From the first line to the last, write out the listing exactly.

• _Data excerpts_:

───

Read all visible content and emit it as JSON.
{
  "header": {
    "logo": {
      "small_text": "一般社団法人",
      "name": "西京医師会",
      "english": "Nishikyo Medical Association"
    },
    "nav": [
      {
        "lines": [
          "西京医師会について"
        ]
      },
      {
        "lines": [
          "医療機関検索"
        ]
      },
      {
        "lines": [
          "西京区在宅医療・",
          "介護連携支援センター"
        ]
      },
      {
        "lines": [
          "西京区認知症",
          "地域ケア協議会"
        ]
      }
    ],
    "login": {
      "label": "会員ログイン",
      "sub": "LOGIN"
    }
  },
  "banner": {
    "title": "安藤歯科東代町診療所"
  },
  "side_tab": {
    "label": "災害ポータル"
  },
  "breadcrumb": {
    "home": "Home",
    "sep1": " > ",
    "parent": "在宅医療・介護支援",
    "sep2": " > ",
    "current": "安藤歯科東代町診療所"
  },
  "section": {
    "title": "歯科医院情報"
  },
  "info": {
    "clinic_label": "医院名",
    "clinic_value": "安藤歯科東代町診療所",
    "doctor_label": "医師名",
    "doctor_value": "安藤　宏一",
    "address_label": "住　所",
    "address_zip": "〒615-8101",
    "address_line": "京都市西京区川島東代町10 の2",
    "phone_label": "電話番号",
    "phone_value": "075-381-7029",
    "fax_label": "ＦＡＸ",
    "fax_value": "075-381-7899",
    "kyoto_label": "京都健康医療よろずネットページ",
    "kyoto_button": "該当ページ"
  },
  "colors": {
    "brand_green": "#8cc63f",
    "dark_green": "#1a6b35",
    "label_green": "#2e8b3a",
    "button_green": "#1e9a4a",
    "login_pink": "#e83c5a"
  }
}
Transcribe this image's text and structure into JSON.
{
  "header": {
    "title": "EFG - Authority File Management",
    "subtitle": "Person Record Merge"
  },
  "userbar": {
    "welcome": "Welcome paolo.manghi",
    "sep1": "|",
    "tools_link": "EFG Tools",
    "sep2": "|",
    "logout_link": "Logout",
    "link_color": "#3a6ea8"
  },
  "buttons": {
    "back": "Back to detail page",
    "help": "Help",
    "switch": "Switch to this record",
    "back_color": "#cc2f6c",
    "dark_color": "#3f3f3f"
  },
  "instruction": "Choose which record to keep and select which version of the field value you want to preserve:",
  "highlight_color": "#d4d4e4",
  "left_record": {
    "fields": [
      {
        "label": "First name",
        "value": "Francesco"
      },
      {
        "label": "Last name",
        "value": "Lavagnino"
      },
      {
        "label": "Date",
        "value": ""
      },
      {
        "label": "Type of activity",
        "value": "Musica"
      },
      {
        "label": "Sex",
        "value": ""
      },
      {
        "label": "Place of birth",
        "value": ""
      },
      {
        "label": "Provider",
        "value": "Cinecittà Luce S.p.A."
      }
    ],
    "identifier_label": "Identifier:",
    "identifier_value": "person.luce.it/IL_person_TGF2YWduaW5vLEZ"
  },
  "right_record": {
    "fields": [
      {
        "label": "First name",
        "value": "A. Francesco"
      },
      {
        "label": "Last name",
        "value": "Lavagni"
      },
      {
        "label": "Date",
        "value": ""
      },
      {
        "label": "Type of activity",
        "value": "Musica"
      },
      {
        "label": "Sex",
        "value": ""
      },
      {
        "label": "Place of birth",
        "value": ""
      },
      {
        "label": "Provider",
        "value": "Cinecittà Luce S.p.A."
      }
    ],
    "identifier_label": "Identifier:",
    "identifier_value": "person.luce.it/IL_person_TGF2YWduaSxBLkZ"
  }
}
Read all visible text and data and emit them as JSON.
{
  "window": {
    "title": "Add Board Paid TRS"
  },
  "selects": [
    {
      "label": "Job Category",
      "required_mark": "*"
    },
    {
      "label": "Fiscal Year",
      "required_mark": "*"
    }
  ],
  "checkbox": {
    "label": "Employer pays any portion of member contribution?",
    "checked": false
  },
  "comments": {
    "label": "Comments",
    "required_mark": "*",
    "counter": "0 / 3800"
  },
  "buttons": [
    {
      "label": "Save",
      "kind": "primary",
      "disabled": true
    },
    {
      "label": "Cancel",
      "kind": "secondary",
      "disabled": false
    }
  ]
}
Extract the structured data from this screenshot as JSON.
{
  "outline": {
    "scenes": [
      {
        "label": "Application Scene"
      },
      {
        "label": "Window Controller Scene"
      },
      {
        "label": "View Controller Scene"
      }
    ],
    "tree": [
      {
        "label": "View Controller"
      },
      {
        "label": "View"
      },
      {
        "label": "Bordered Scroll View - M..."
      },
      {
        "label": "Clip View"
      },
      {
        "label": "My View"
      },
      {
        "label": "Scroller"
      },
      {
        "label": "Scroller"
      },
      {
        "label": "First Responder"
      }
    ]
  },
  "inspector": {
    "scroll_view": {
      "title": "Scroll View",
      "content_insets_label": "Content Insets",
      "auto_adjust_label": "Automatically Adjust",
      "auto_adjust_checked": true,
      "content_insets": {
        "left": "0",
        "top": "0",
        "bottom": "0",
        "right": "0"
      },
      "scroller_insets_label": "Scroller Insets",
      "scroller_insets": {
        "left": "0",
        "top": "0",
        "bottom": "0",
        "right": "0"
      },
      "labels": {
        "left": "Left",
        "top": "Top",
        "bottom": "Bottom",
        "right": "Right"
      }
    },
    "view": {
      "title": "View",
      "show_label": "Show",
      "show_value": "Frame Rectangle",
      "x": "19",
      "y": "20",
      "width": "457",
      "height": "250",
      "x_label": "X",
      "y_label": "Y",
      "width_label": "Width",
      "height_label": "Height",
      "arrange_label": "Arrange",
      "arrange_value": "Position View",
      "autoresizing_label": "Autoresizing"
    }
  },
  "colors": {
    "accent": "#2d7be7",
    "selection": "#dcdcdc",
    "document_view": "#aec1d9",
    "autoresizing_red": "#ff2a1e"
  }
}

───

• _Task result_:
Read all visible content and emit it as JSON.
{
  "header": {
    "logo": {
      "small_text": "一般社団法人",
      "name": "西京医師会",
      "english": "Nishikyo Medical Association"
    },
    "nav": [
      {
        "lines": [
          "西京医師会について"
        ]
      },
      {
        "lines": [
          "医療機関検索"
        ]
      },
      {
        "lines": [
          "西京区在宅医療・",
          "介護連携支援センター"
        ]
      },
      {
        "lines": [
          "西京区認知症",
          "地域ケア協議会"
        ]
      }
    ],
    "login": {
      "label": "会員ログイン",
      "sub": "LOGIN"
    }
  },
  "banner": {
    "title": "安藤歯科東代町診療所"
  },
  "side_tab": {
    "label": "災害ポータル"
  },
  "breadcrumb": {
    "home": "Home",
    "sep1": " > ",
    "parent": "在宅医療・介護支援",
    "sep2": " > ",
    "current": "安藤歯科東代町診療所"
  },
  "section": {
    "title": "歯科医院情報"
  },
  "info": {
    "clinic_label": "医院名",
    "clinic_value": "安藤歯科東代町診療所",
    "doctor_label": "医師名",
    "doctor_value": "安藤　宏一",
    "address_label": "住　所",
    "address_zip": "〒615-8101",
    "address_line": "京都市西京区川島東代町10 の2",
    "phone_label": "電話番号",
    "phone_value": "075-381-7029",
    "fax_label": "ＦＡＸ",
    "fax_value": "075-381-7899",
    "kyoto_label": "京都健康医療よろずネットページ",
    "kyoto_button": "該当ページ"
  },
  "colors": {
    "brand_green": "#8cc63f",
    "dark_green": "#1a6b35",
    "label_green": "#2e8b3a",
    "button_green": "#1e9a4a",
    "login_pink": "#e83c5a"
  }
}
Transcribe this image's text and structure into JSON.
{
  "header": {
    "title": "EFG - Authority File Management",
    "subtitle": "Person Record Merge"
  },
  "userbar": {
    "welcome": "Welcome paolo.manghi",
    "sep1": "|",
    "tools_link": "EFG Tools",
    "sep2": "|",
    "logout_link": "Logout",
    "link_color": "#3a6ea8"
  },
  "buttons": {
    "back": "Back to detail page",
    "help": "Help",
    "switch": "Switch to this record",
    "back_color": "#cc2f6c",
    "dark_color": "#3f3f3f"
  },
  "instruction": "Choose which record to keep and select which version of the field value you want to preserve:",
  "highlight_color": "#d4d4e4",
  "left_record": {
    "fields": [
      {
        "label": "First name",
        "value": "Francesco"
      },
      {
        "label": "Last name",
        "value": "Lavagnino"
      },
      {
        "label": "Date",
        "value": ""
      },
      {
        "label": "Type of activity",
        "value": "Musica"
      },
      {
        "label": "Sex",
        "value": ""
      },
      {
        "label": "Place of birth",
        "value": ""
      },
      {
        "label": "Provider",
        "value": "Cinecittà Luce S.p.A."
      }
    ],
    "identifier_label": "Identifier:",
    "identifier_value": "person.luce.it/IL_person_TGF2YWduaW5vLEZ"
  },
  "right_record": {
    "fields": [
      {
        "label": "First name",
        "value": "A. Francesco"
      },
      {
        "label": "Last name",
        "value": "Lavagni"
      },
      {
        "label": "Date",
        "value": ""
      },
      {
        "label": "Type of activity",
        "value": "Musica"
      },
      {
        "label": "Sex",
        "value": ""
      },
      {
        "label": "Place of birth",
        "value": ""
      },
      {
        "label": "Provider",
        "value": "Cinecittà Luce S.p.A."
      }
    ],
    "identifier_label": "Identifier:",
    "identifier_value": "person.luce.it/IL_person_TGF2YWduaSxBLkZ"
  }
}
Read all visible text and data and emit them as JSON.
{
  "window": {
    "title": "Add Board Paid TRS"
  },
  "selects": [
    {
      "label": "Job Category",
      "required_mark": "*"
    },
    {
      "label": "Fiscal Year",
      "required_mark": "*"
    }
  ],
  "checkbox": {
    "label": "Employer pays any portion of member contribution?",
    "checked": false
  },
  "comments": {
    "label": "Comments",
    "required_mark": "*",
    "counter": "0 / 3800"
  },
  "buttons": [
    {
      "label": "Save",
      "kind": "primary",
      "disabled": true
    },
    {
      "label": "Cancel",
      "kind": "secondary",
      "disabled": false
    }
  ]
}
Extract the structured data from this screenshot as JSON.
{
  "outline": {
    "scenes": [
      {
        "label": "Application Scene"
      },
      {
        "label": "Window Controller Scene"
      },
      {
        "label": "View Controller Scene"
      }
    ],
    "tree": [
      {
        "label": "View Controller"
      },
      {
        "label": "View"
      },
      {
        "label": "Bordered Scroll View - M..."
      },
      {
        "label": "Clip View"
      },
      {
        "label": "My View"
      },
      {
        "label": "Scroller"
      },
      {
        "label": "Scroller"
      },
      {
        "label": "First Responder"
      }
    ]
  },
  "inspector": {
    "scroll_view": {
      "title": "Scroll View",
      "content_insets_label": "Content Insets",
      "auto_adjust_label": "Automatically Adjust",
      "auto_adjust_checked": true,
      "content_insets": {
        "left": "0",
        "top": "0",
        "bottom": "0",
        "right": "0"
      },
      "scroller_insets_label": "Scroller Insets",
      "scroller_insets": {
        "left": "0",
        "top": "0",
        "bottom": "0",
        "right": "0"
      },
      "labels": {
        "left": "Left",
        "top": "Top",
        "bottom": "Bottom",
        "right": "Right"
      }
    },
    "view": {
      "title": "View",
      "show_label": "Show",
      "show_value": "Frame Rectangle",
      "x": "19",
      "y": "20",
      "width": "457",
      "height": "250",
      "x_label": "X",
      "y_label": "Y",
      "width_label": "Width",
      "height_label": "Height",
      "arrange_label": "Arrange",
      "arrange_value": "Position View",
      "autoresizing_label": "Autoresizing"
    }
  },
  "colors": {
    "accent": "#2d7be7",
    "selection": "#dcdcdc",
    "document_view": "#aec1d9",
    "autoresizing_red": "#ff2a1e"
  }
}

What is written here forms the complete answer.